# Matrix Solution

• Oct 29th 2006, 10:29 AM
JoeDardeno23
Matrix Solution
I have the matrix H:
A11=a+bi
A12=c+di
A21=-c+di
A22=a-bi

I need to show that the equation x^2=-1 has infinitely many solutions in H.
I ignored a (because the book told me to) and so I have the matrix:
A11=bi
A12=c+di
A21=-c+di
A22=-bi
where b^2+c^2+d^2=1.

I'm just having trouble showing the "infinitely many solutions in H" part.
• Oct 29th 2006, 12:15 PM
topsquark
Quote:

Originally Posted by JoeDardeno23
I have the matrix H:
A11=a+bi
A12=c+di
A21=-c+di
A22=a-bi

I need to show that the equation x^2=-1 has infinitely many solutions in H.
I ignored a (because the book told me to) and so I have the matrix:
A11=bi
A12=c+di
A21=-c+di
A22=-bi
where b^2+c^2+d^2=1.

I'm just having trouble showing the "infinitely many solutions in H" part.

You have one constraint on three variables.

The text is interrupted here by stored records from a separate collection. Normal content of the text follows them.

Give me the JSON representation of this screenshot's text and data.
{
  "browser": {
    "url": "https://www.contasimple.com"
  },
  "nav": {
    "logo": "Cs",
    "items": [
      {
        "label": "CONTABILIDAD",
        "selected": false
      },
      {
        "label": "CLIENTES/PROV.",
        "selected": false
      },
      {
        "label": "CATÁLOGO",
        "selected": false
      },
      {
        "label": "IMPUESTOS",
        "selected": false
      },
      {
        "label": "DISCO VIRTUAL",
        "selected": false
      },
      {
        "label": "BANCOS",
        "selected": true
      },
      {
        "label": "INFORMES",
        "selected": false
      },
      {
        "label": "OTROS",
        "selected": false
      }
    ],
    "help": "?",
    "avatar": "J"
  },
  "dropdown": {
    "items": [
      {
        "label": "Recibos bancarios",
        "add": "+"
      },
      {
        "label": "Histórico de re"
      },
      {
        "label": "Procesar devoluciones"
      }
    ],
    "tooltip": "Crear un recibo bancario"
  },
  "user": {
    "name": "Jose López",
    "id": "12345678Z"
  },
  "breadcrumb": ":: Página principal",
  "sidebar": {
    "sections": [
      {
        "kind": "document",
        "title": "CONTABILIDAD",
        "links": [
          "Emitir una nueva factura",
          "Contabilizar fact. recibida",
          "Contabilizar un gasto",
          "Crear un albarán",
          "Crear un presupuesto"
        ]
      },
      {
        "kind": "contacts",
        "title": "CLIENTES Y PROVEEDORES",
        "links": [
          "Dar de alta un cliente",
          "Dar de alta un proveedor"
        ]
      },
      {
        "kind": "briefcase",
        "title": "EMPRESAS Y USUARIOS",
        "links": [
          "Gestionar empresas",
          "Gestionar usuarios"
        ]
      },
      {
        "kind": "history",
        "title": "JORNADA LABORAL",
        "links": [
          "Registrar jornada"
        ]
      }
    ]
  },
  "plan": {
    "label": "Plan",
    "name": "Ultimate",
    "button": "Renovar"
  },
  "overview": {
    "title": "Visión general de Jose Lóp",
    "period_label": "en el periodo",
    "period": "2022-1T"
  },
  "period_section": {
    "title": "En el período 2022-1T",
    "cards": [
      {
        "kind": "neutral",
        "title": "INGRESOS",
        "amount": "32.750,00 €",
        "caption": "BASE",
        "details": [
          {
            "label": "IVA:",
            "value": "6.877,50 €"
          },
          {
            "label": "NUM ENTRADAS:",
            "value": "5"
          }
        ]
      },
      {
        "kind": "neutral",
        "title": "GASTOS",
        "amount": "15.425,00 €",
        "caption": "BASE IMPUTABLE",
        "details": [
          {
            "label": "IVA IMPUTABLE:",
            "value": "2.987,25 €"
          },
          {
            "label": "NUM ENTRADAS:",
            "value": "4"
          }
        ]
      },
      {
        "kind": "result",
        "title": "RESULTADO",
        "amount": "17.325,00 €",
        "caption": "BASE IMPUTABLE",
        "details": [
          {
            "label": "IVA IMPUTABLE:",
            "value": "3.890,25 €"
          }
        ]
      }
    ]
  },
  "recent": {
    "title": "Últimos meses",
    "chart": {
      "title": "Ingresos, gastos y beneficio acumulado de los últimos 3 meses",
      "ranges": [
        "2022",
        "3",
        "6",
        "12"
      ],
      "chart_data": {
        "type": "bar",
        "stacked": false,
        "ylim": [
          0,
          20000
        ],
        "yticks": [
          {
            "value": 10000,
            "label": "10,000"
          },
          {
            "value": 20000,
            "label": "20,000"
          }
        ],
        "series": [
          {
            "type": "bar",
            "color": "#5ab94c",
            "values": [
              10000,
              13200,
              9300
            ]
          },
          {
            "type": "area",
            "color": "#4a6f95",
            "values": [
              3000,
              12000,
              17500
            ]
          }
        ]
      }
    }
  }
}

So, for example, given a value b = 0, how many solutions can you come up with for c and d? I get an infinite number:

$c = cos \theta$ and $d = sin \theta$
where $\theta$ is a continuous parameter.

This alone gives you an infinite number of solutions, but you can obviously make a similar kind of argument for any acceptable value of b, that is for $|b| \leq 1$.

-Dan
• Oct 29th 2006, 04:17 PM
JoeDardeno23
How does this relate back to the matrix though?
• Oct 29th 2006, 06:13 PM
JoeDardeno23
Could someone just explain this subtle point?
• Oct 29th 2006, 06:28 PM
topsquark
Quote:

Originally Posted by JoeDardeno23
Could someone just explain this subtle point?

Your matrix is defined by the values b, c, and d by the A11, A12, A21, and A22 relations that you gave in your initial post. The condition that any matrix belonging to the set H be such that x^2 = -1 gives a constraint on the possibilities that b, c, and d can take, but is not so resistrictive as to give a finite set of possibilities.

-Dan